But I digress. Milo Yiannopoulos’s crtitics are giving him exactly what he wants: exposure. Some of them, like Benjamin Law, realize this, but still entertain Yiannopoulos with a response. If you don’t care about Milo Yiannopoulos, why do you keep talking about him? I know, I know, pot calling the kettle black. But I’m not the one who is overly obsessed with telling the world how much Milo Yiannopoulos deserves to be banned from Australia. It provides entertainment watching Yiannopoulos’s critics claim to not care about him, and then launch into multiple-part Tweets and lengthy opinion pieces about how we shouldn’t care about him. As someone who doesn’t really agree with Yiannopoulos’s politics, he is incredibly successful with his method for publicity and popularity. He knows exactly the right things to say to anger his opponents, and you’re never really sure if he actually believes what he says.
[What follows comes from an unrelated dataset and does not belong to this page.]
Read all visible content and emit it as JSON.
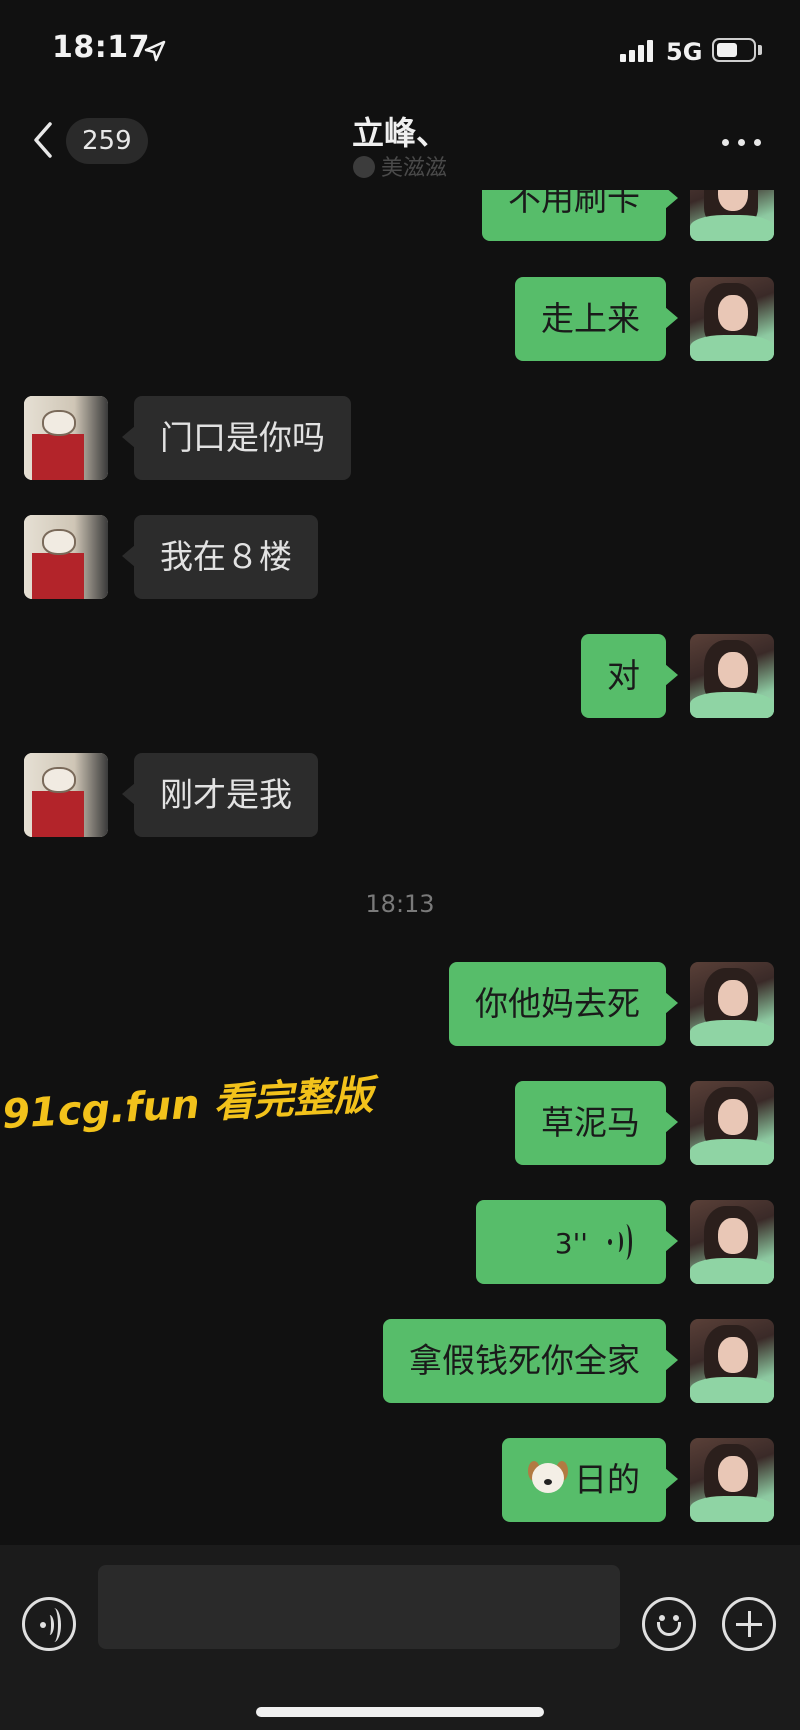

We know for a fact that Milo Yiannopoulos exaggerates his beliefs so he can gain himself more fame. For once, he was an avid anti-gamer until Gamergate, where he inserted himself as a supporter of gamers and pro-Gamergate figures. This is what ultimately lead to his success as an “Alt-right commentator”, as his comments during Gamergate wouldn’t have netted him attention in any other situation. Who knows if Yiannopoulos truly believes what he says?

He’s a lot like Andrew Bolt in that respect, who projects himself as an Aussie Battler and a fairly conservative and controversial opinion writer for News Corp’s Herald Sun. However, in real life, Bolt is anything but. He is an aficionado of Dutch culture and classical music, and lives in a wealthy suburb of Melbourne, never having to interact with any of his loyal readers. “Andrew Bolt” is a persona, and it works. “Milo Yiannopoulos” is a performance in the same way.

However, many of Bolt and Yiannopoulos’s more radical detractors on the Left—Clementine Ford and Van Badham being the more popular—are not personas. These are real people with some pretty radical, horrifying opinions. For all the problems with Milo Yiannopoulos, most can tell that he does not truly believe half the shit he says. This doesn’t excuse some of his horrible behaviors, as there are many who still believe his performance.

The best way to make those avid followers of Milo Yiannopoulos realize he’s a fraud: stop giving him the attention he so thrives. I know, easier said than done. But it’ll help his avid followers realize there’s a lot of better Right-wing commentators to follow, and some of those Right-wing figures are actually trying to do good in the world instead of needlessly stirring up controversy for funsies.